Pereira FB, Guimaraes PM, Teixeira JA, Domingues L: Optimization of low-cost medium for very high gravity ethanol fermentations by Saccharomyces cerevisiaeusing statistical experimental designs. Bioresour Technol. 2010,
The authors thank COPAM - Companhia Portuguesa de Amidos S.A. (Portugal) for kindly providing the CSL. We also thank Juan Carlos Parajó and Héctor Ruíz for assistance in the pre-treatment of lignocellulosic biomass. Research described in this article was financially supported by FEDER and 'Fundação para a Ciência e a Tecnologia' (FCT) (Contracts PTDC/BIO/66151/2006 and PTDC/AGR-ALI/102608/2008) and ERA-IB/0002/ 2010, in the framework of the FP6 EraNet Programme on Industrial Biotechnology INTACT (Integral Engineering for Acetic Acid Tolerance in yeast)) and postdoctoral and PhD grants to PG, NPM and FP.
The authors declare that they have no competing interests.
FP participated in the design of experiments, collected the data and drafted the manuscript. DGG participated in data collection. PMR, NPM and MCT participated in the design of experiments and helped write the manuscript. ISC and LD coordinated the research and helped to finalize the manuscript. All authors read and approved the final manuscript.
Electronic supplementary material
Additional File 1: Figure S1. Comparison, by spot assays, of the growth of S. cerevisiae BY4741 cells and of the 11 deletion mutants that lack the genes found to provide resistance against ethanol, acetic acid and furfural or vanillin. (A) in wheat straw hydrolysate; (B) in standard YPD growth medium and (C, D) in MM4 medium supplemented, or not, with the same mixture of inhibitors found in the hydrolysate. Cells used to prepare the spots were cultivated in YPD liquid medium until mid-exponential phase (OD600 nm = 1.5 ± 0.2) and then applied as spots (4 μL) into the surface of the agar plates containing different growth media.

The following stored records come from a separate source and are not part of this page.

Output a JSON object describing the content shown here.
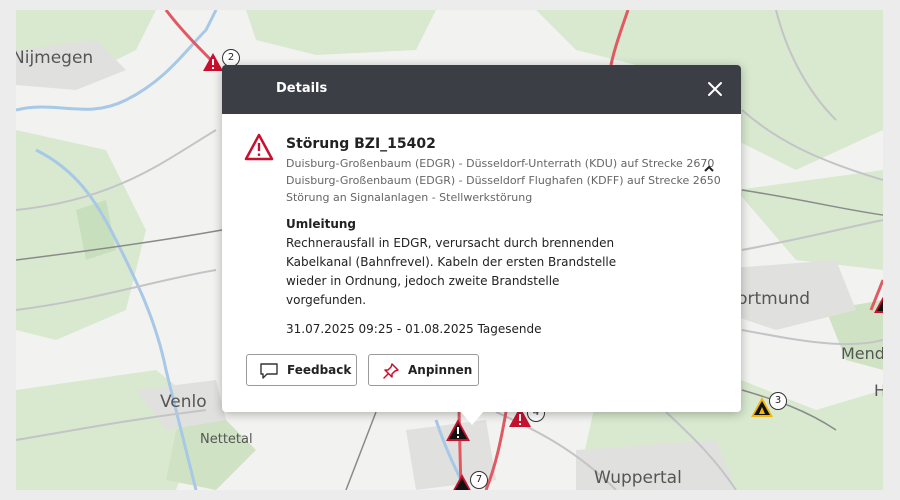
{
  "map": {
    "cities": [
      {
        "name": "Nijmegen"
      },
      {
        "name": "Venlo"
      },
      {
        "name": "Nettetal"
      },
      {
        "name": "Dortmund"
      },
      {
        "name": "Wuppertal"
      },
      {
        "name": "Mende"
      },
      {
        "name": "H"
      }
    ],
    "markers": [
      {
        "count": "2"
      },
      {
        "count": "4"
      },
      {
        "count": "7"
      },
      {
        "count": "3"
      }
    ],
    "colors": {
      "disruption_red": "#c8102e",
      "warning_yellow": "#f2b707",
      "route_pink": "#e05a64"
    }
  },
  "popup": {
    "header_title": "Details",
    "incident_title": "Störung BZI_15402",
    "routes": [
      "Duisburg-Großenbaum (EDGR) - Düsseldorf-Unterrath (KDU) auf Strecke 2670",
      "Duisburg-Großenbaum (EDGR) - Düsseldorf Flughafen (KDFF) auf Strecke 2650",
      "Störung an Signalanlagen - Stellwerkstörung"
    ],
    "section_heading": "Umleitung",
    "description_lines": [
      "Rechnerausfall in EDGR, verursacht durch brennenden",
      "Kabelkanal (Bahnfrevel). Kabeln der ersten Brandstelle",
      "wieder in Ordnung, jedoch zweite Brandstelle",
      "vorgefunden."
    ],
    "period": "31.07.2025 09:25 - 01.08.2025 Tagesende",
    "feedback_label": "Feedback",
    "pin_label": "Anpinnen",
    "icons": [
      "close-icon",
      "warning-icon",
      "chevron-up-icon",
      "speech-bubble-icon",
      "pin-icon"
    ]
  }
}
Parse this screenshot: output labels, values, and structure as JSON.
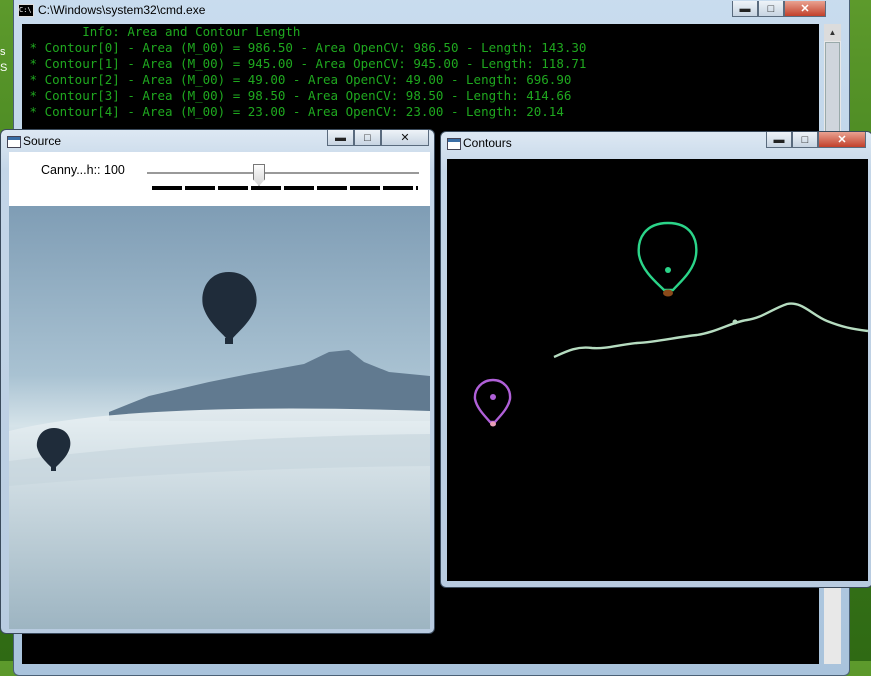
{
  "desktop": {
    "fragments": [
      "s",
      "S"
    ]
  },
  "cmd_window": {
    "title": "C:\\Windows\\system32\\cmd.exe",
    "icon": "C:\\",
    "buttons": {
      "minimize": "minimize-icon",
      "maximize": "maximize-icon",
      "close": "close-icon"
    },
    "lines": [
      "        Info: Area and Contour Length",
      " * Contour[0] - Area (M_00) = 986.50 - Area OpenCV: 986.50 - Length: 143.30",
      " * Contour[1] - Area (M_00) = 945.00 - Area OpenCV: 945.00 - Length: 118.71",
      " * Contour[2] - Area (M_00) = 49.00 - Area OpenCV: 49.00 - Length: 696.90",
      " * Contour[3] - Area (M_00) = 98.50 - Area OpenCV: 98.50 - Length: 414.66",
      " * Contour[4] - Area (M_00) = 23.00 - Area OpenCV: 23.00 - Length: 20.14"
    ]
  },
  "source_window": {
    "title": "Source",
    "trackbar": {
      "label": "Canny...h:: 100",
      "value": 100
    }
  },
  "contours_window": {
    "title": "Contours"
  },
  "colors": {
    "console_text": "#1fa81f",
    "contour_large_balloon": "#2bd489",
    "contour_small_balloon": "#b060d8",
    "contour_mountain": "#b6dcc0",
    "balloon_silhouette": "#1f2c3a"
  }
}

The yeast strains were inoculated in triplicate and always in the same order: 1. BY4741; 2. Δprs3; 3. Δrav1; 4. Δppa1; 5. Δend3; 6. Δerg24; 7. Δerg2; 8. Δnat3; 9. Δvma8; 10. Δgcs1; 11. Δrpb4; 12. Δtps1. (PDF 308 KB)
About this article
Cite this article
Pereira, F.B., Guimarães, P.M., Gomes, D.G. et al. Identification of candidate genes for yeast engineering to improve bioethanol production in very high gravity and lignocellulosic biomass industrial fermentations. Biotechnol Biofuels 4, 57 (2011) doi:10.1186/1754-6834-4-57
- Fermentation Rate
- Yeast Extract Peptone Dextrose